--- Dataset records ---
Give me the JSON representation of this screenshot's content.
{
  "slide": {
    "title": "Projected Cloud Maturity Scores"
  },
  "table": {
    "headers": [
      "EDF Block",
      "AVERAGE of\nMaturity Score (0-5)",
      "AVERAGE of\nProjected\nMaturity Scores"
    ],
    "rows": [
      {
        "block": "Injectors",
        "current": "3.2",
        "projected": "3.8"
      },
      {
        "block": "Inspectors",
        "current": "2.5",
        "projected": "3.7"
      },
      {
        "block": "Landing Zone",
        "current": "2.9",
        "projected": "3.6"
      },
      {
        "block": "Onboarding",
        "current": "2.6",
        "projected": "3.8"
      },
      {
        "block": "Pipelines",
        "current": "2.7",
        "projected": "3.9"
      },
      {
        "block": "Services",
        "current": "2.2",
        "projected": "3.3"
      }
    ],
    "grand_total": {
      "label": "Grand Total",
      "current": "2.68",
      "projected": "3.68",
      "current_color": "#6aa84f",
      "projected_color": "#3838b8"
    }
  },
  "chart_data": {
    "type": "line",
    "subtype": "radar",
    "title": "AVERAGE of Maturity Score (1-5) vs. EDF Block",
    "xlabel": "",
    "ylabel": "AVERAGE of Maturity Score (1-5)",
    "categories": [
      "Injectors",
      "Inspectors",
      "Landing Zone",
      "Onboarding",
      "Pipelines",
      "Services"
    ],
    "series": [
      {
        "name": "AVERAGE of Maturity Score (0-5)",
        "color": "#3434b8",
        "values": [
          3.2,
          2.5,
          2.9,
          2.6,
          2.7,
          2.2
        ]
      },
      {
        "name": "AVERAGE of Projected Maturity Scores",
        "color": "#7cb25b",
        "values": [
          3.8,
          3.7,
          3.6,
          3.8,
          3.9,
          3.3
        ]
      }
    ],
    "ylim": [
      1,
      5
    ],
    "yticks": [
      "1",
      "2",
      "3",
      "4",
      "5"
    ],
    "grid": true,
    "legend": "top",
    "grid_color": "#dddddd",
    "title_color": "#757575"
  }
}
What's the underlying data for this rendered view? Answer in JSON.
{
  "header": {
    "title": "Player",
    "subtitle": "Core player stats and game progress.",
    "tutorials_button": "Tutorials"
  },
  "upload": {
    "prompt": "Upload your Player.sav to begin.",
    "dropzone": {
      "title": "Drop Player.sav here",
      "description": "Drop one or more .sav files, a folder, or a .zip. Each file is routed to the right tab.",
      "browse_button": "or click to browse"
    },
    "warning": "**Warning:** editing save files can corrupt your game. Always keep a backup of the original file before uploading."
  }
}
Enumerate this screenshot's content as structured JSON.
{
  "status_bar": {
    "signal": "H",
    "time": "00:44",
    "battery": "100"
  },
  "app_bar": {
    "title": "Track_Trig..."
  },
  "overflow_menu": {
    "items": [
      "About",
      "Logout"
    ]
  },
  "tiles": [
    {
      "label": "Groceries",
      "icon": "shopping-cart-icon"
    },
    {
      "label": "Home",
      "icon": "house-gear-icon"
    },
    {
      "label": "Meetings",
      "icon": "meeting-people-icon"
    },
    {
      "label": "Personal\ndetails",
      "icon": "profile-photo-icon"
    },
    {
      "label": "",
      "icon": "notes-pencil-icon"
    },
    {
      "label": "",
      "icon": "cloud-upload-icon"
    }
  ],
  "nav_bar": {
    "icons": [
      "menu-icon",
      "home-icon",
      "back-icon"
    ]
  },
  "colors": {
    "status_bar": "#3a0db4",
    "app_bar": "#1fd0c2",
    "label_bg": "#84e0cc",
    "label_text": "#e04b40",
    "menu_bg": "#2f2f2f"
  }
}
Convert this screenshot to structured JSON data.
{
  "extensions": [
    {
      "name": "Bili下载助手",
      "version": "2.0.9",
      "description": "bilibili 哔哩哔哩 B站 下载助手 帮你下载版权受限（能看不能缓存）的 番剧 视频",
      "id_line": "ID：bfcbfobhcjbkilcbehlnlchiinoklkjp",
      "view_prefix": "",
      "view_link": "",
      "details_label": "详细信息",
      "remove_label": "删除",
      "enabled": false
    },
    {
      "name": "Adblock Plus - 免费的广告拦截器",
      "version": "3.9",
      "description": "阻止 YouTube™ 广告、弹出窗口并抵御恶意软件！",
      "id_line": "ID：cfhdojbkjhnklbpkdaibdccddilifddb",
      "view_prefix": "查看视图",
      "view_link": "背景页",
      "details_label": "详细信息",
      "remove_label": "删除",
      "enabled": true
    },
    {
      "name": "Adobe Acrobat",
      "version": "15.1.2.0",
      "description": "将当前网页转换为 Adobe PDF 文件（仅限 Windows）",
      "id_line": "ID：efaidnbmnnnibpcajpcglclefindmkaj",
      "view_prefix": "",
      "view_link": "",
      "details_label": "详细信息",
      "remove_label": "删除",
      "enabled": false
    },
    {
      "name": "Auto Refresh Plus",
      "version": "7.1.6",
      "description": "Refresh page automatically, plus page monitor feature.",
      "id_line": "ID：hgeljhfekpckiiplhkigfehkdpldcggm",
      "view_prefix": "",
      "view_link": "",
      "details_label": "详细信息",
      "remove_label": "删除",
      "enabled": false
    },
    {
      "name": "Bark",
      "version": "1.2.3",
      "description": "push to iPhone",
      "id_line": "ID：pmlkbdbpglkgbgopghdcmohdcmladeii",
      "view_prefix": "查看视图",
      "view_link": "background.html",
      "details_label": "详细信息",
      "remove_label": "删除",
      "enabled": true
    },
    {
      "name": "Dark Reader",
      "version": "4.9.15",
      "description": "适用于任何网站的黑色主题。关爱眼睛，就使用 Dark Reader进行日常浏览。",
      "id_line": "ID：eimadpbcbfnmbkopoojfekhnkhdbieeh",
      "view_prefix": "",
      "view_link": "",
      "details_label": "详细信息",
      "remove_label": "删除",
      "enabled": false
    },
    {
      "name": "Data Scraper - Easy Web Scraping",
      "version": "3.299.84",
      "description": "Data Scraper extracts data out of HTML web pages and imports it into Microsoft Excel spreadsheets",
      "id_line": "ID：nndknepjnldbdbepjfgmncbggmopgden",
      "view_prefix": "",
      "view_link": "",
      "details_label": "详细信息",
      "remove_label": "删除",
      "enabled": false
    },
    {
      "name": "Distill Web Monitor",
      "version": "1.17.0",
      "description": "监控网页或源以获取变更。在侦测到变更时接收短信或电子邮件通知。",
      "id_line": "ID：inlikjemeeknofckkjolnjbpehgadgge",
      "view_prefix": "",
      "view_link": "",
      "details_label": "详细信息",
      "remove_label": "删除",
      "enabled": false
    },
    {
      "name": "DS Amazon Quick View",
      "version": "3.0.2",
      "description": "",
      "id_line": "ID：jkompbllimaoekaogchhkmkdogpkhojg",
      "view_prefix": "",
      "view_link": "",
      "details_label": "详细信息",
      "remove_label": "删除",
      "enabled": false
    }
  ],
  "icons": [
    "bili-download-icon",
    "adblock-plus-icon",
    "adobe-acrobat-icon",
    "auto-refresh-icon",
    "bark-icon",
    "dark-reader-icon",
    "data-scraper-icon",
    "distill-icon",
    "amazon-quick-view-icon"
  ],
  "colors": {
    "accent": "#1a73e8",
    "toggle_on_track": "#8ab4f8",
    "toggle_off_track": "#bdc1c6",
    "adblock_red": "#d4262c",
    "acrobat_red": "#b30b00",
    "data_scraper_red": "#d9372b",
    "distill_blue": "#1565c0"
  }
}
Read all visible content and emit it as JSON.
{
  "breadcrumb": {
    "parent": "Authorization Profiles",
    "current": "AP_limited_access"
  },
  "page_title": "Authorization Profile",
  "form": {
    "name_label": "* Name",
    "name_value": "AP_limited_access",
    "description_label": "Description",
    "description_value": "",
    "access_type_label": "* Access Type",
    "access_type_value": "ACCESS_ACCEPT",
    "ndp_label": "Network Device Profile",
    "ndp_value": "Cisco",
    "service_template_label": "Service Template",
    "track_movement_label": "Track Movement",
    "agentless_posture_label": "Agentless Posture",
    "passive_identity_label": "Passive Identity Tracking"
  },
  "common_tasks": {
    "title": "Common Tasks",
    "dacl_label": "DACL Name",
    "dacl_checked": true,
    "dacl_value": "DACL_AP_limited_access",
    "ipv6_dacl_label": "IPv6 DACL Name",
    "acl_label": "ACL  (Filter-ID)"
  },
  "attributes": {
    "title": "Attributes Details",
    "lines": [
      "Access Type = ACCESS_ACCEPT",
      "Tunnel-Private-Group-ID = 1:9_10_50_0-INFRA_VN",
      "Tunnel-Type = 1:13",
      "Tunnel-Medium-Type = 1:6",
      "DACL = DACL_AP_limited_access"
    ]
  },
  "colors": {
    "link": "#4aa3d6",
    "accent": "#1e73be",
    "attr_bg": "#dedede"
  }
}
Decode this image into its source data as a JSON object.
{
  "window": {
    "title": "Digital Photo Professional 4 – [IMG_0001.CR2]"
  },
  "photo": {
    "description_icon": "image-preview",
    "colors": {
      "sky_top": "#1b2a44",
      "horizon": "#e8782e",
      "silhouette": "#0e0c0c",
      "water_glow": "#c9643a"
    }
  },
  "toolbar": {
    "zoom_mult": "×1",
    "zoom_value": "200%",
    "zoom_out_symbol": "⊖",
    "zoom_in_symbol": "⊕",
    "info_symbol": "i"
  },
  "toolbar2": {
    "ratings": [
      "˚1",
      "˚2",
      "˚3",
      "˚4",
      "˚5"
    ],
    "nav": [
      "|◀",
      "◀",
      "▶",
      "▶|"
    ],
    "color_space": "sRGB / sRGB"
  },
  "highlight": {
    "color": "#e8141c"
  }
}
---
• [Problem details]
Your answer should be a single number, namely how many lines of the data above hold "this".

• [Task output]
5